If you’ve been following the development of wind energy in Australia then chances are you’ve heard of Waubra. The small country town in western Victoria is home to one of the largest wind farms in the southern hemisphere and emerged as a key battleground for the anti-wind farm lobby in Victoria. (The anti-wind farm group the Waubra Foundation went so far as to coopt the town’s name for their own narrow interests.)
The following story published by The Courier details how locals are trying to escape the nastiness of anti-wind farm campaigning. Waubra residents will hold a community festival on Saturday October 6 to reemphasise their town’s reputation for strong community and quality produce.
Evan Schurrman reports for the Ballarat Courier:
The quaint town of Waubra is working to break the massive shackles that come with being a hub for wind farm debate, and instead wants to be known foremost as a community with great people and produce.
The message is being sent ahead of next months Waubra Community Festival, which was previously called the Waubra Wind Farm Festival.
Festival committee member Karen Molloy said the change in name reflected a growing desire for Waubra to step out from the shadows cast by the wind farm issue.
“We want to showcase Waubra because it’s so much more than wind,” she said.
“We love the wind towers and we’re just hoping we can create some positive news for Waubra.”
Ms Molloy said negative media coverage had begun to weigh on the community, who she said was mostly in favour of the wind farms.
“Ninety-nine per cent of the community are living quite happy with the wind turbines, but it’s probably the one per cent that aren’t happy that are being heard and being quite vocal,” she said.

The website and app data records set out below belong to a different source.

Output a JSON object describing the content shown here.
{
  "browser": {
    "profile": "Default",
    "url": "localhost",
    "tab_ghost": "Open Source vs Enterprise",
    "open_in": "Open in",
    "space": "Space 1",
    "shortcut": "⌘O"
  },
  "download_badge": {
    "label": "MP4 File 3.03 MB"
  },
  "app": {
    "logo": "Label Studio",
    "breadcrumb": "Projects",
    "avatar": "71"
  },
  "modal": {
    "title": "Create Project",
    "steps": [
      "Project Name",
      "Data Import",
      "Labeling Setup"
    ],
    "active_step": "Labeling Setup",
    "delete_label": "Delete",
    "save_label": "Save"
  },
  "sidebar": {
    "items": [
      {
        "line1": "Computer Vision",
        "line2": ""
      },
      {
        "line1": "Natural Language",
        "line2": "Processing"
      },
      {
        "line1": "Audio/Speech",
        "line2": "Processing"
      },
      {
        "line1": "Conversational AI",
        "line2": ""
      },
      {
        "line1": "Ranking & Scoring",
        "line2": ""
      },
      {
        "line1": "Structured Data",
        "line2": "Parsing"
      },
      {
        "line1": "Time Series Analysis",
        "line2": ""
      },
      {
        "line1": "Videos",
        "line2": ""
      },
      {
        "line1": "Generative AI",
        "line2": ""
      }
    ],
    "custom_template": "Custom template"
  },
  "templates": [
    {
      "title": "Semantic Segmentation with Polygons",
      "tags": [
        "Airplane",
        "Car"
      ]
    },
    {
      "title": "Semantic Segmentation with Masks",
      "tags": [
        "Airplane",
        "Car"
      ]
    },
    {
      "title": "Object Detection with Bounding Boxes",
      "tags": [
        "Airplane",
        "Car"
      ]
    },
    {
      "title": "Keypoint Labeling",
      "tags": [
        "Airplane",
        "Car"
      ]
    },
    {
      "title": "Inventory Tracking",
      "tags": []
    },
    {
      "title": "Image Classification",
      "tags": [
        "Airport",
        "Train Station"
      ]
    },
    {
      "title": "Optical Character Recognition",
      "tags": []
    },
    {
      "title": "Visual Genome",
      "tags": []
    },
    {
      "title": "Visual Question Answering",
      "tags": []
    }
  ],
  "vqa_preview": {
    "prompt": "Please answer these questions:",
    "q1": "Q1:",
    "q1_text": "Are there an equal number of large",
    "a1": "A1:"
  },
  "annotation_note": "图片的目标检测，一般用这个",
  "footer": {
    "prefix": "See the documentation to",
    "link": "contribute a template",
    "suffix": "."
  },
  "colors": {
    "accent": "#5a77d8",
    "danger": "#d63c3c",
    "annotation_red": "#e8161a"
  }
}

The festival promises a range of activities for children, as well as the “Waubra Gift” running race, a horticultural display and guided tours out to the wind turbines.
Ms Molloy said the entire community had benefited from the installation of wind turbines, with energy producer Acciona contributing to a Waubra Wind Farm Community Fund.
“Most of the money has gone onto our Community Hub facility, and we’ve probably got the best facilities in the Central Highlands Football League,” she said.
The Courier was unable to make contact with head of the fund, counsellor David Clark yesterday.
The festival will be held on Saturday October 6 between 10am and 4pm. A bus will be available for travel between Ballarat and Waubra on the day.